Awad was in Omeish's home for a 2010 political fundraiser where U.S. Rep. Keith Ellison, D-Minn., accused Israel of controlling U.S. foreign policy.
We are First Amendment supporters, and the Phillips Brooks House Association is free to invite whomever it pleases. Whitewashing Nihad Awad's decades of work on behalf of terrorists and radicals, however, doesn't seem to be in the best interests of a group seeking inspiration on public service.
Fears about a terrorist using the U.S.-Mexican border as a gateway for an attack have been realized. Evidence shows that Somali Edmonton terrorist Abdulahi Hasan Sharif crossed the U.S.-Mexican border from Tijuana into San Diego at the San Ysidro border crossing on July 12, 2011.
Sharif allegedly hit an Edmonton police officer with a white Chevrolet Malibu on Sept. 30. He then got out of his car and stabbed the officer with a knife. A police manhunt ensued. The attacker then stole a U-Haul and drove it into four pedestrians before police apprehended him.
Investigators found an ISIS flag in his car, but the jihadist group has not claimed responsibility for his attacks.
Canadian press reports indicate that when he entered the U.S in 2011, Sharif lacked valid travel documents and almost immediately ended up in the hands of Immigration and Customs Enforcement (ICE). An immigration judge ordered Sharif deported to Somalia. But ICE released him because Somalia lacks a functioning government. He fell of the radar and U.S. authorities were unable to locate him.
He entered Canada in 2012 and obtained refugee status, Canadian officials said. It isn't clear why Canadian officials were unaware of Sharif's deportation from the United States. Privacy laws in both countries could keep that information secret, adding to widespread speculation that he received asylum in the U.S. Asylum applications are confidential, which further complicates the public's right to know.
Reports of Sharif's radicalism, including his open support for ISIS, first surfaced in 2015 after coworkers reported him to the Royal Canadian Mounted Police. Sharif would rant about how "polytheists" needed to die and how he hated Shiite Muslims, a coworker told the Canadian Broadcasting Company (CBC).
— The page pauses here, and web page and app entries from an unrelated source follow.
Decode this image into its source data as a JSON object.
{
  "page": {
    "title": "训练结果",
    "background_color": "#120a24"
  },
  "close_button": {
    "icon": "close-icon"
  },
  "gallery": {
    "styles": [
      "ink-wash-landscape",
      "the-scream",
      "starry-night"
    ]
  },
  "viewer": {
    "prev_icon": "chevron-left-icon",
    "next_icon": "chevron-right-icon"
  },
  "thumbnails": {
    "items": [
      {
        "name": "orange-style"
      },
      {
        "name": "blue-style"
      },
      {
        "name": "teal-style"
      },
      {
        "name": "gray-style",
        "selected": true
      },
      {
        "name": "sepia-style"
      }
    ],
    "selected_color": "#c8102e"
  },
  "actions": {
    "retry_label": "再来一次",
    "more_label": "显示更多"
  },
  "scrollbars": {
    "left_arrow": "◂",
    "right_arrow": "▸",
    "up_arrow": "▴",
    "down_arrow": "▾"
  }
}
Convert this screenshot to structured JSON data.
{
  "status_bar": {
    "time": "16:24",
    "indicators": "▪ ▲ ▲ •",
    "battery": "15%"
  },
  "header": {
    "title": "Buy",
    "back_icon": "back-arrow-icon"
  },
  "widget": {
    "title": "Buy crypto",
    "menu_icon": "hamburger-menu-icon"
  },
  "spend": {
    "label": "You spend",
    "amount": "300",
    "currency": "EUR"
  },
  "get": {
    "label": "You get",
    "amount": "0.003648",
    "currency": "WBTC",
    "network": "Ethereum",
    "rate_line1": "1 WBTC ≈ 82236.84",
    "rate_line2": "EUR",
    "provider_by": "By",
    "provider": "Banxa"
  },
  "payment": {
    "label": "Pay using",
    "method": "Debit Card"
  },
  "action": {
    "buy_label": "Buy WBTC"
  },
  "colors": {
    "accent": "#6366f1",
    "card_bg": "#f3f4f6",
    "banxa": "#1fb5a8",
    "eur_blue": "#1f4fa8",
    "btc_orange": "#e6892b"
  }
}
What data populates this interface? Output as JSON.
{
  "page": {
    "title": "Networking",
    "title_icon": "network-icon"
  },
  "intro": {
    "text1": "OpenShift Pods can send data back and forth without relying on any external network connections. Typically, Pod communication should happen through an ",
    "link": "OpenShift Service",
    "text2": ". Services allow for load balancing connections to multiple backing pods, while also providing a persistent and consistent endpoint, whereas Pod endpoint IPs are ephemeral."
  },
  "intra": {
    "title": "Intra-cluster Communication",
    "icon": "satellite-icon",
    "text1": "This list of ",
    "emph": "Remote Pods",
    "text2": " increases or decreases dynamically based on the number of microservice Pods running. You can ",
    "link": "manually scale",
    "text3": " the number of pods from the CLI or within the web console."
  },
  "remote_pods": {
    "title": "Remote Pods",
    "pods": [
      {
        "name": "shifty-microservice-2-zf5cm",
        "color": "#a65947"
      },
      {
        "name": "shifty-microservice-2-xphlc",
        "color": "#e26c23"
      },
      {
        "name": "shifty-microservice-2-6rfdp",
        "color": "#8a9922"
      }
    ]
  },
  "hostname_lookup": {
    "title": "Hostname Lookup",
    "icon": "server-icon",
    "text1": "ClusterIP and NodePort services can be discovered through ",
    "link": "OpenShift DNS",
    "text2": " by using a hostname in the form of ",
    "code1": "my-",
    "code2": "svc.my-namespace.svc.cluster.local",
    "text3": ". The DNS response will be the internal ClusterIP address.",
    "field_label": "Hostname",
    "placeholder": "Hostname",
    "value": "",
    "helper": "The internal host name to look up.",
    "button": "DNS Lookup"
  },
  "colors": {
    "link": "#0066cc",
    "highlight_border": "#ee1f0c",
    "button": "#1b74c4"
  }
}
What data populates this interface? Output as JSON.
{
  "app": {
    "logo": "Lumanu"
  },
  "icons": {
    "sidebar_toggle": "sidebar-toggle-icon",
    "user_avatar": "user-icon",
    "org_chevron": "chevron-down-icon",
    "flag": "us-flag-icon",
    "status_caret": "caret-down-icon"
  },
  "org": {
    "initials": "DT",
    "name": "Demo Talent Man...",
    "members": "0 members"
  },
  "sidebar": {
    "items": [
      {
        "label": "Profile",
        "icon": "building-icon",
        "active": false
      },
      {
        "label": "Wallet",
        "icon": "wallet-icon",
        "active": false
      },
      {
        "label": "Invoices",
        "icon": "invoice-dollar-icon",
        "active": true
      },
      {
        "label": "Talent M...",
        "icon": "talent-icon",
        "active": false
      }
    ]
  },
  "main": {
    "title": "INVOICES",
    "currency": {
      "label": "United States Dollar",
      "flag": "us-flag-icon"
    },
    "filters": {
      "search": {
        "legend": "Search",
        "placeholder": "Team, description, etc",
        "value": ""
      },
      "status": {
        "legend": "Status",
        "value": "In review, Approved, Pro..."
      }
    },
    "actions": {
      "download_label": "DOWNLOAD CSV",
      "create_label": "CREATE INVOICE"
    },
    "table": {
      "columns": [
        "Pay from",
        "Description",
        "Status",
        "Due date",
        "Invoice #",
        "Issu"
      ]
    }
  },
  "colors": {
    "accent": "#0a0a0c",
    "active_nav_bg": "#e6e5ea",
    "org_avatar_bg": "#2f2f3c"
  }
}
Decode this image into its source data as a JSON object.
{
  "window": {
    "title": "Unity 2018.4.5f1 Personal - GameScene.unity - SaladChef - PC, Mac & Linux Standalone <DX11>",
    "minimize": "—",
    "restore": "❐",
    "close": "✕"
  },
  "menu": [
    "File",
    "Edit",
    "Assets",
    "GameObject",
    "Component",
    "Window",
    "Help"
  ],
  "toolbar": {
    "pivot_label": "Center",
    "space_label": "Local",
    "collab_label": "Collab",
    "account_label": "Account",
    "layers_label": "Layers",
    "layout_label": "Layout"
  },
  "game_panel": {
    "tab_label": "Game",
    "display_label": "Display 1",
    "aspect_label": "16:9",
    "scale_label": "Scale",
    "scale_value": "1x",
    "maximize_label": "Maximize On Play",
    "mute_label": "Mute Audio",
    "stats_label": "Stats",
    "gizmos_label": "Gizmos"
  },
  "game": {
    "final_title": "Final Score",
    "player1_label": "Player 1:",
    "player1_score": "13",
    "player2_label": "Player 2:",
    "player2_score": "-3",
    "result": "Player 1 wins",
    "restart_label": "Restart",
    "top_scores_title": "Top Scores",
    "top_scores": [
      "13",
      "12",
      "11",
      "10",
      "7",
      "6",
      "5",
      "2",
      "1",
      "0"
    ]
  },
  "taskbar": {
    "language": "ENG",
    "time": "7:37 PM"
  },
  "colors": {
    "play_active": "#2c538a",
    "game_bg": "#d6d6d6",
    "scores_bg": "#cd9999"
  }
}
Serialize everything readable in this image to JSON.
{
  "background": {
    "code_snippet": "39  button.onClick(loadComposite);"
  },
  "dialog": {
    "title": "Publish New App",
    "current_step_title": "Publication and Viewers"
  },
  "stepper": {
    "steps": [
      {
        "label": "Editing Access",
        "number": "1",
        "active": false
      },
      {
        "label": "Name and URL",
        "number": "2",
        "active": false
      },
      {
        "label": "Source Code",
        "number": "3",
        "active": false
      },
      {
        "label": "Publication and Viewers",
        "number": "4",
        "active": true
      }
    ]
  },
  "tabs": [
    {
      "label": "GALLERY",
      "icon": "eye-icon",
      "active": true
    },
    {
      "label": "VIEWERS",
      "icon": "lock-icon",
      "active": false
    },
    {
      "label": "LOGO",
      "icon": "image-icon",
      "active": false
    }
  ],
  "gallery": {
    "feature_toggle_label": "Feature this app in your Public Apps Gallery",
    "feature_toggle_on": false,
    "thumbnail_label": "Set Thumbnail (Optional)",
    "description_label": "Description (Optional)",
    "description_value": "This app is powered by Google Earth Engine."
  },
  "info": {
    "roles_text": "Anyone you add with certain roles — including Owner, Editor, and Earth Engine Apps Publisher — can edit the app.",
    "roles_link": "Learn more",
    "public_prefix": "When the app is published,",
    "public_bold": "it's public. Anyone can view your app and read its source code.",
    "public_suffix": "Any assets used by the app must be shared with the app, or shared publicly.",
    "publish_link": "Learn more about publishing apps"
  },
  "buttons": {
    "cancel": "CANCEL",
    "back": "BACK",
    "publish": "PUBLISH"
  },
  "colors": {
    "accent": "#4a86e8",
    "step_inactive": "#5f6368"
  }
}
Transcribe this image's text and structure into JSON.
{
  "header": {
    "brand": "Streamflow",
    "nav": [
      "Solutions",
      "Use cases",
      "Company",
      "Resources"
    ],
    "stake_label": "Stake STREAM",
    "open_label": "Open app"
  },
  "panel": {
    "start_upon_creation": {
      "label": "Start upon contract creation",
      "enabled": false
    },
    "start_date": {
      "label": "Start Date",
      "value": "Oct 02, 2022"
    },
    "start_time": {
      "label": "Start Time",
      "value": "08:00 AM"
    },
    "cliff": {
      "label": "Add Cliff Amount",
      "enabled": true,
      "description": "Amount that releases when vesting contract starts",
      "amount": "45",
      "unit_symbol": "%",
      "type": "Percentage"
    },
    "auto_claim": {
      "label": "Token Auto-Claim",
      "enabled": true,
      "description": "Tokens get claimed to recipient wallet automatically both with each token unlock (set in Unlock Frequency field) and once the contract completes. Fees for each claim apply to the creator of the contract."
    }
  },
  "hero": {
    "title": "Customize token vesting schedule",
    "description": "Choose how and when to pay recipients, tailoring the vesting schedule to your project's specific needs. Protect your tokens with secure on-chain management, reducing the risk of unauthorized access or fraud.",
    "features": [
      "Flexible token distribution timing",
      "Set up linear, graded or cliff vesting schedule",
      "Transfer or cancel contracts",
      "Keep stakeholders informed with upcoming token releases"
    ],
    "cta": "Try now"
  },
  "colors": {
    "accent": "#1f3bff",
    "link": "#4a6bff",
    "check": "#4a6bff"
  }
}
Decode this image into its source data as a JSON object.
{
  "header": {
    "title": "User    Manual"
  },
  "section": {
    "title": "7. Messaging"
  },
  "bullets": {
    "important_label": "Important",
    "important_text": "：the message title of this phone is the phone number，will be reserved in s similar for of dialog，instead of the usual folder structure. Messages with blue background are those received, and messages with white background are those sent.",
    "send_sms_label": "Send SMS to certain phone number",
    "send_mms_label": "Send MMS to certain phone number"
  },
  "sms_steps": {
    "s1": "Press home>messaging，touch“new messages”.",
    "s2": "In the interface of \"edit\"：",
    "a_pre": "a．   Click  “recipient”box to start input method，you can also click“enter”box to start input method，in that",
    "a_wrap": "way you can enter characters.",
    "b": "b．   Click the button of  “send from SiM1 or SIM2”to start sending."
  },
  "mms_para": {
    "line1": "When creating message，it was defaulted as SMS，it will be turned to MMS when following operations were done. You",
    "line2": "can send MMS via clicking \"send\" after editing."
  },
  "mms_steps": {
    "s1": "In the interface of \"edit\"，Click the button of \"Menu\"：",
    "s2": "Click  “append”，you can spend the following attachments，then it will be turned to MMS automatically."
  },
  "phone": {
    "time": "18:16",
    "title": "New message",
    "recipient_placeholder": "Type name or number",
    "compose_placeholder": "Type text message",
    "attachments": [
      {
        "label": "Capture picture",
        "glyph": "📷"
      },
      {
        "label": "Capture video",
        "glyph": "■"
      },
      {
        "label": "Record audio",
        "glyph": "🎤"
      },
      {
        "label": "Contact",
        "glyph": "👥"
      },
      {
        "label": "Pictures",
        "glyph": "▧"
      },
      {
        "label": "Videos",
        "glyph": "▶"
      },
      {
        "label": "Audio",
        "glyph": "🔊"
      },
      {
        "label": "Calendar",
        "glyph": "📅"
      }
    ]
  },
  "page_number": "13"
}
The other question is how Sharif got to the U.S.-Mexican border – nearly 10,000 miles from Somalia.
Sharif likely worked with "long haul smugglers," national security expert Todd Bensman theorized in a recent post on his LinkedIn account, using prior court-established smuggling patterns as a baseline. Bensman wrote his Master's thesis for the Naval Postgraduate School on Somali smuggling patterns.
Many Somalis travel from Kenya to South Africa on the first leg of their trip to the U.S. From there they make their way to Brazil and then made his way northward through Latin America until they reach the U.S.-Mexican border.
Sharif's penetration of the U.S.-Mexican border isn't unique, Bensman wrote. He notes that others with ties to Al-Shabaab have also been identified but were apprehended before they could do anything.